1. Hamilton misdated this letter “Thursday Feby 25th 1791.” The context demonstrates that it was written on 24 Feb. 1791. On that date GW had not yet signed the act to incorporate the subscribers to the Bank of the United States.
2. On 4 Feb. 1791, while debating “An Act to Incorporate the Subscribers to the Bank of the United States,” the House of Representatives determined to appoint a committee to bring in supplementary legislation in order to defer the opening of subscriptions. Such a committee, consisting of Hugh Williamson, William Loughton Smith, and John Vining, was appointed on 9 Feb. 1791. The committee presented a bill to the House the next day specifying that subscriptions should not be opened to the public until the first Monday in July. Debate on the measure was postponed until 22 Feb. 1791. After a brief debate the bill was adopted by the House on 23 Feb. 1791 and sent over to the Senate. The bill was read in the Senate on 23 Feb. and a second time on 24 Feb. 1791. A third reading was ordered on the same day by a recorded vote of 22–3.
Hamilton reported to GW on Senate action on the bill a second time on 24 Feb. 1791. That letter, which is properly dated “Feby 24,” reads: “I have just heared from the Senate that the Bill supplementary to that for incorporating the Bank went through a second reading and a question was taken upon it & only three or four dissentients: among these, Mr Carrol and Mr Monroe. It would have been passed this day without doubt; but the opponents insisted on the rule of the House, which made it impossible. It will be passed the first thing tomorrow. The Yeas and Nays were taken in-order to pledge the members” (DLC:GW).

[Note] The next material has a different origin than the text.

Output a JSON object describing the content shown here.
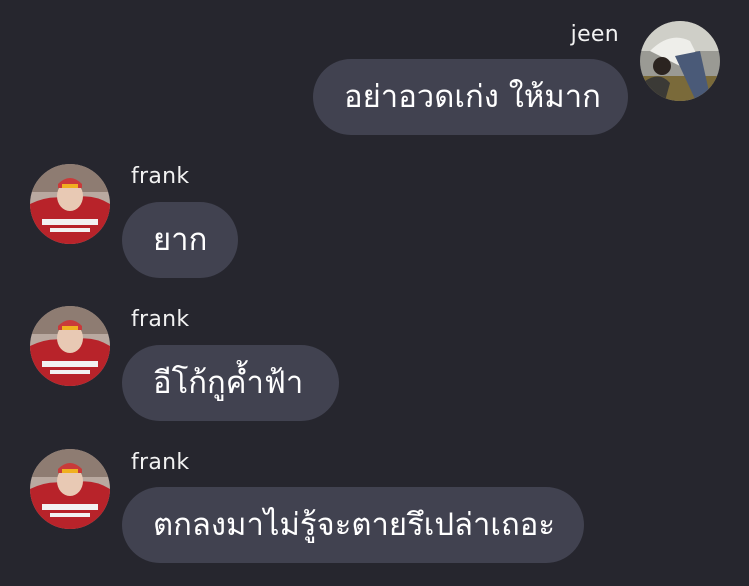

The third reading took place on 25 Feb. 1791. On that day two motions by Charles Carroll to amend the bill were defeated, and the bill was adopted by the Senate. GW signed “An Act Supplementory to the Act Intituled ‘An Act to Incorporate the Subscribers to the Bank of the United States’” on 2 Mar. 1791 (DHFC, description begins Linda Grant De Pauw et al., eds. Documentary History of the First Federal Congress of the United States of America, March 4, 1789-March 3, 1791. 20 vols. to date. Baltimore, 1972—. description ends 4:211–15).